Children's Hospital Colorado

Pediatric Pulmonary Medicine Education Videos

A boy with brown hair breathes out while his doctor watches in the background. Best Children's Hospital by US News Pulmonology 2020-1 Badge

Our team of pediatric breathing experts work hard to help kids in our region breathe easier. But we also want kids across the country and beyond to feel the same relief. That is why we’re sharing pediatric pulmonary medicine education videos for providers far beyond the walls of our hospitals and clinics.

In the following videos, our providers will discuss groundbreaking pulmonary research, diagnosis, treatment and more. We want to bring the expertise from our pediatric pulmonary experts to providers so they can improve care in their communities.

Esophageal atresia and tracheoesophageal fistula: respiratory complications and multidisciplinary care

Esophageal atresia, or EA, is a rare birth defect in which a baby’s esophagus is not fully formed and does not connect the mouth to the stomach. Tracheoesophageal fistula (TEF) is an abnormal connection between the esophagus and the trachea. A TEF often occurs in babies with EA so the condition is referred to as EA/TEF. EA/TEF is usually repaired shortly after birth, but even after surgery, the tissue of the trachea and esophagus are often not normal. This can cause long-term gastrointestinal, respiratory and feeding/swallowing problems.

In this video, Emily DeBoer, MD, reviews recommendations to guide management of the respiratory complications of EA/TEF. This includes tracheomalacia, the primary abnormality that predisposes children to respiratory complications. She also describes the multidisciplinary aerodigestive care provided by experts within the Aerodigestive Program.

Current cystic fibrosis research continues to improve survival rates

Cystic fibrosis (CF) treatment has evolved drastically in the past half-century. Children with CF frequently died before reaching 5-years-old in the 1940s and 1950s, and now they regularly live into adulthood. In the following video, Scott Sagel, MD, a pediatric pulmonologist and Director of the Mike McMorris Cystic Fibrosis Center at Children’s Hospital Colorado, discusses the major medical advancements that have led to this increased life expectancy.
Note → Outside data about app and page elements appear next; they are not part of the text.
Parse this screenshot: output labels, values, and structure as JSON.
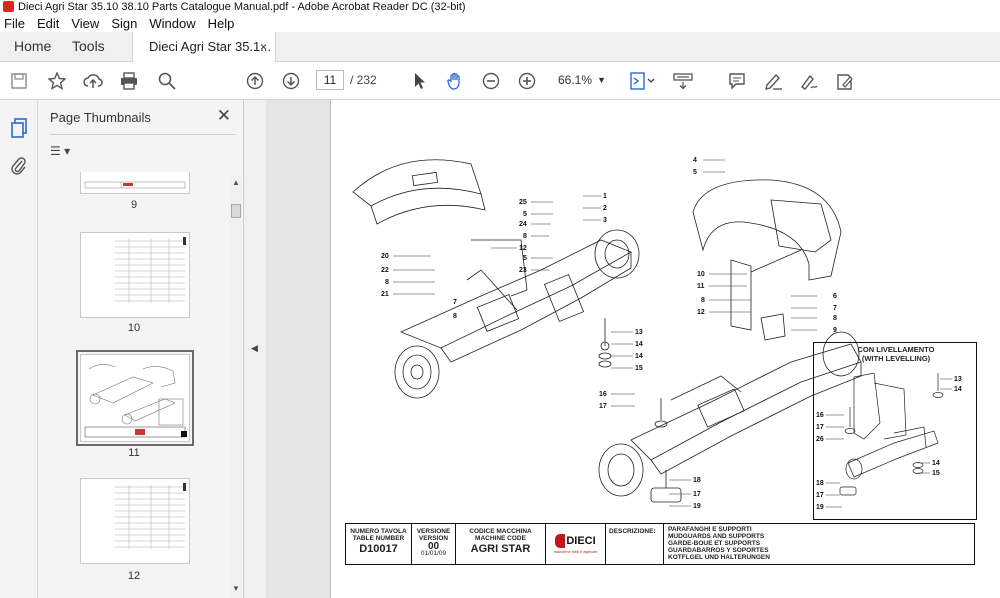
{
  "window": {
    "title": "Dieci Agri Star 35.10 38.10 Parts Catalogue Manual.pdf - Adobe Acrobat Reader DC (32-bit)"
  },
  "menu": [
    "File",
    "Edit",
    "View",
    "Sign",
    "Window",
    "Help"
  ],
  "tabs": {
    "home": "Home",
    "tools": "Tools",
    "document": "Dieci Agri Star 35.1...",
    "close": "×"
  },
  "toolbar": {
    "page_current": "11",
    "page_total": "/ 232",
    "zoom": "66.1%"
  },
  "thumbnails_panel": {
    "title": "Page Thumbnails",
    "close": "✕",
    "options": "☰ ▾",
    "pages": [
      "9",
      "10",
      "11",
      "12"
    ],
    "selected_page": "11"
  },
  "drawing": {
    "callouts_left": [
      "25",
      "5",
      "24",
      "8",
      "5",
      "23",
      "20",
      "22",
      "8",
      "21",
      "7",
      "8",
      "1",
      "2",
      "3",
      "12"
    ],
    "callouts_mid": [
      "13",
      "14",
      "14",
      "15",
      "16",
      "17",
      "18",
      "17",
      "19"
    ],
    "callouts_right": [
      "4",
      "5",
      "10",
      "11",
      "8",
      "12",
      "6",
      "7",
      "8",
      "9"
    ],
    "levelling_title_1": "CON LIVELLAMENTO",
    "levelling_title_2": "(WITH LEVELLING)",
    "levelling_callouts": [
      "13",
      "14",
      "16",
      "17",
      "26",
      "14",
      "15",
      "18",
      "17",
      "19"
    ]
  },
  "title_block": {
    "table_number_label": "NUMERO TAVOLA\nTABLE NUMBER",
    "table_number": "D10017",
    "version_label": "VERSIONE\nVERSION",
    "version": "00",
    "version_date": "01/01/09",
    "machine_code_label": "CODICE MACCHINA\nMACHINE CODE",
    "machine_code": "AGRI STAR",
    "brand": "DIECI",
    "brand_sub": "macchine edili e agricole",
    "description_label": "DESCRIZIONE:",
    "description_lines": [
      "PARAFANGHI E SUPPORTI",
      "MUDGUARDS AND SUPPORTS",
      "GARDE-BOUE ET SUPPORTS",
      "GUARDABARROS Y SOPORTES",
      "KOTFLGEL UND HALTERUNGEN"
    ]
  }
}
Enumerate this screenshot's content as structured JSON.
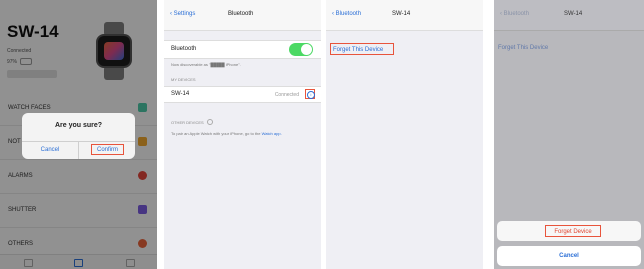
{
  "panel1": {
    "title": "SW-14",
    "status": "Connected",
    "battery": "97%",
    "menu": [
      {
        "label": "WATCH FACES",
        "color": "#4cc9a8"
      },
      {
        "label": "NOT",
        "color": "#f0a830"
      },
      {
        "label": "ALARMS",
        "color": "#e2453c"
      },
      {
        "label": "SHUTTER",
        "color": "#7a5ce0"
      },
      {
        "label": "OTHERS",
        "color": "#e8633a"
      }
    ],
    "alert": {
      "question": "Are you sure?",
      "cancel": "Cancel",
      "confirm": "Confirm"
    }
  },
  "panel2": {
    "back": "Settings",
    "title": "Bluetooth",
    "bluetooth_label": "Bluetooth",
    "bluetooth_on": true,
    "discoverable_note": "Now discoverable as \"█████ iPhone\".",
    "my_devices_header": "MY DEVICES",
    "device": {
      "name": "SW-14",
      "state": "Connected"
    },
    "other_devices_header": "OTHER DEVICES",
    "pair_note": "To pair an Apple Watch with your iPhone, go to the",
    "pair_link": "Watch app."
  },
  "panel3": {
    "back": "Bluetooth",
    "title": "SW-14",
    "forget": "Forget This Device"
  },
  "panel4": {
    "back": "Bluetooth",
    "title": "SW-14",
    "forget_bg": "Forget This Device",
    "sheet_forget": "Forget Device",
    "sheet_cancel": "Cancel"
  },
  "colors": {
    "ios_blue": "#2b6fd6",
    "highlight_red": "#e8543c",
    "toggle_green": "#4cd964"
  }
}
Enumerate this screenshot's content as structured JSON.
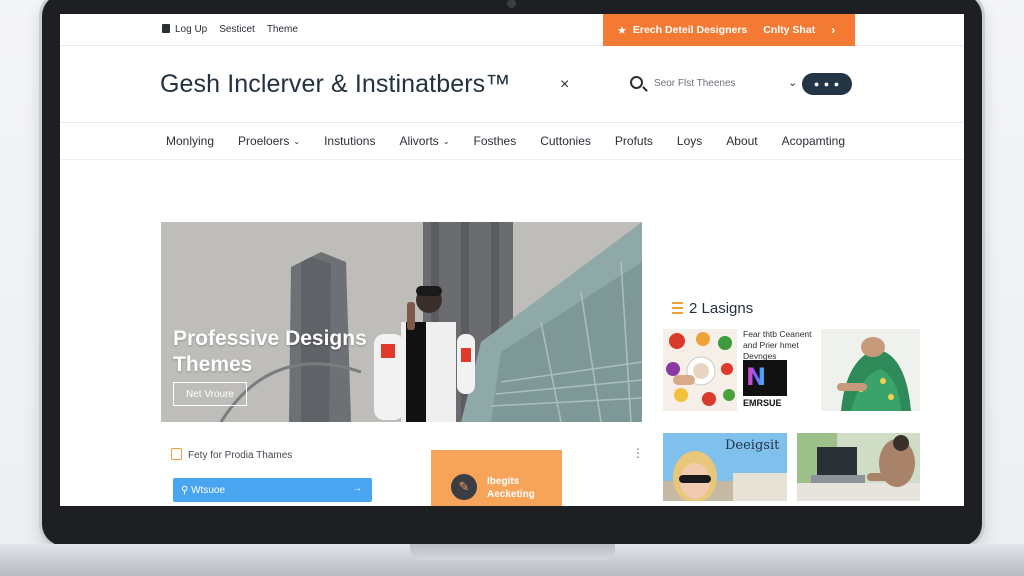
{
  "topbar": {
    "links": [
      "Log Up",
      "Sesticet",
      "Theme"
    ],
    "promo_text": "Erech Deteil Designers",
    "promo_cta": "Cnlty Shat",
    "promo_chevron": "›"
  },
  "header": {
    "brand": "Gesh Inclerver & Instinatbers™",
    "close_symbol": "×",
    "search_placeholder": "Seor Flst Theenes",
    "search_dropdown": "⌄",
    "search_button": "● ● ●"
  },
  "nav": {
    "items": [
      {
        "label": "Monlying",
        "dropdown": false
      },
      {
        "label": "Proeloers",
        "dropdown": true
      },
      {
        "label": "Instutions",
        "dropdown": false
      },
      {
        "label": "Alivorts",
        "dropdown": true
      },
      {
        "label": "Fosthes",
        "dropdown": false
      },
      {
        "label": "Cuttonies",
        "dropdown": false
      },
      {
        "label": "Profuts",
        "dropdown": false
      },
      {
        "label": "Loys",
        "dropdown": false
      },
      {
        "label": "About",
        "dropdown": false
      },
      {
        "label": "Acopamting",
        "dropdown": false
      }
    ],
    "caret": "⌄"
  },
  "hero": {
    "title": "Professive Designs Themes",
    "button": "Net Vroure"
  },
  "feature": {
    "label": "Fety for Prodia Thames",
    "input_value": "Wtsuoe",
    "input_arrow": "→",
    "kebab": "⋮",
    "card_title_line1": "Ibegits",
    "card_title_line2": "Aecketing"
  },
  "sidebar": {
    "title": "2 Lasigns",
    "tile2_text": "Fear thtb Ceanent and Prier hmet Devnges",
    "tile2_brand": "EMRSUE",
    "tile2_logo": "N",
    "tile4_caption": "Deeigsit"
  },
  "colors": {
    "promo": "#f47a33",
    "brand_text": "#233140",
    "search_button": "#243447",
    "blue_input": "#4aa5f0",
    "orange_card": "#f5a459"
  }
}
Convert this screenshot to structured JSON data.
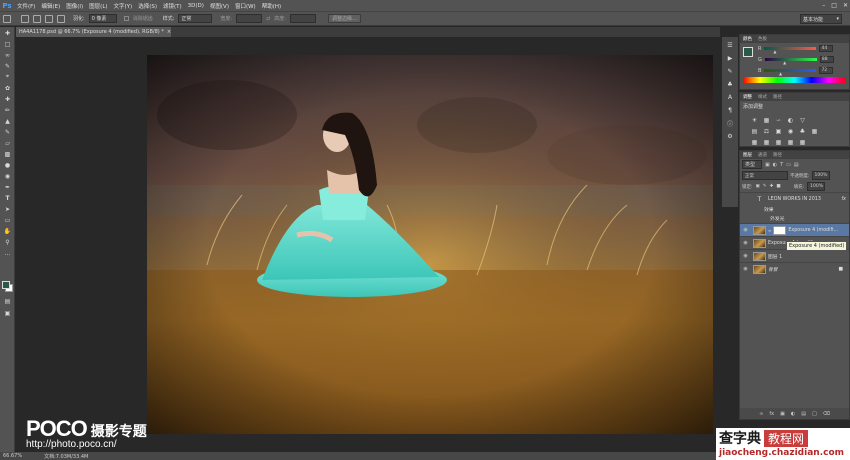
{
  "menubar": {
    "logo": "Ps",
    "items": [
      "文件(F)",
      "编辑(E)",
      "图像(I)",
      "图层(L)",
      "文字(Y)",
      "选择(S)",
      "滤镜(T)",
      "3D(D)",
      "视图(V)",
      "窗口(W)",
      "帮助(H)"
    ]
  },
  "options": {
    "feather_label": "羽化:",
    "feather_value": "0 像素",
    "antialias_label": "消除锯齿",
    "style_label": "样式:",
    "style_value": "正常",
    "width_label": "宽度:",
    "height_label": "高度:",
    "refine_button": "调整边缘...",
    "workspace": "基本功能"
  },
  "document": {
    "tab_title": "HA4A1178.psd @ 66.7% (Exposure 4 (modified), RGB/8) *"
  },
  "status": {
    "zoom": "66.67%",
    "doc_info": "文档:7.03M/33.4M"
  },
  "color_panel": {
    "tabs": [
      "颜色",
      "色板"
    ],
    "r_label": "R",
    "r_value": "44",
    "g_label": "G",
    "g_value": "88",
    "b_label": "B",
    "b_value": "72",
    "fg_color": "#2c5848",
    "r_pos": 0.17,
    "g_pos": 0.35,
    "b_pos": 0.28
  },
  "adjust_panel": {
    "tabs": [
      "调整",
      "样式",
      "路径"
    ],
    "title": "添加调整"
  },
  "layers_panel": {
    "tabs": [
      "图层",
      "通道",
      "路径"
    ],
    "filter": "类型",
    "blend_mode": "正常",
    "opacity_label": "不透明度:",
    "opacity": "100%",
    "lock_label": "锁定:",
    "fill_label": "填充:",
    "fill": "100%",
    "layers": [
      {
        "name": "LEON WORKS IN 2013",
        "type": "text",
        "fx": "fx",
        "visible": false
      },
      {
        "name": "效果",
        "type": "effect"
      },
      {
        "name": "外发光",
        "type": "effect-item"
      },
      {
        "name": "Exposure 4 (modifi...",
        "type": "image-mask",
        "selected": true,
        "visible": true
      },
      {
        "name": "Exposure 4 (modifi...",
        "type": "image",
        "visible": true
      },
      {
        "name": "图层 1",
        "type": "image",
        "visible": true
      },
      {
        "name": "背景",
        "type": "background",
        "visible": true
      }
    ],
    "tooltip": "Exposure 4 (modified)"
  },
  "watermarks": {
    "poco_brand": "POCO",
    "poco_title": "摄影专题",
    "poco_url": "http://photo.poco.cn/",
    "site_title": "查字典",
    "site_sub": "教程网",
    "site_url": "jiaocheng.chazidian.com"
  }
}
These advancements include diagnostic tests, treatments, a CF care center network and more. Dr. Sagel also discusses ongoing research that can help advance care even further.

Chronic ventilation in neonates

The approach to chronic ventilation in neonates is very different than the approach to acute ventilation in several important ways. Providers must address many aspects of care, beginning with identifying the need for chronic ventilation and ensuring that an infant meets the weight requirements for tracheostomy placement. Surgical recovery, reaching respiratory stability and transitioning to a home ventilator all pose unique challenges. Our Ventilator Care Program consists of a multidisciplinary care team that specializes in caring for neonates and providing the critical education and support parents need to care for their children at home.

In this video, Christopher Baker, MD, Medical Director of the Ventilator Care Program in our Breathing Institute, discusses our approach to placing neonates with chronic respiratory failure on chronic ventilation. 

Motivational interviewing for smoking cessation: an approach for pediatric providers

Changing behavior is hard. When it comes to unhealthy habits, it is even more difficult, even though there may be good reasons to change. Motivational interviewing is an evidence-based intervention that addresses behavior change and the ambivalence and resistance that often occur when asked to change habits. 

Pediatricians and medical providers play a critical role in helping families to make choices that improve child health and wellbeing. We know that pediatric providers have very little time to attend extensive training on new techniques. So, our team of pediatric providers and psychologists created a brief video to support medical staff when working with parents and family members to reduce secondhand smoke exposure for children across Colorado.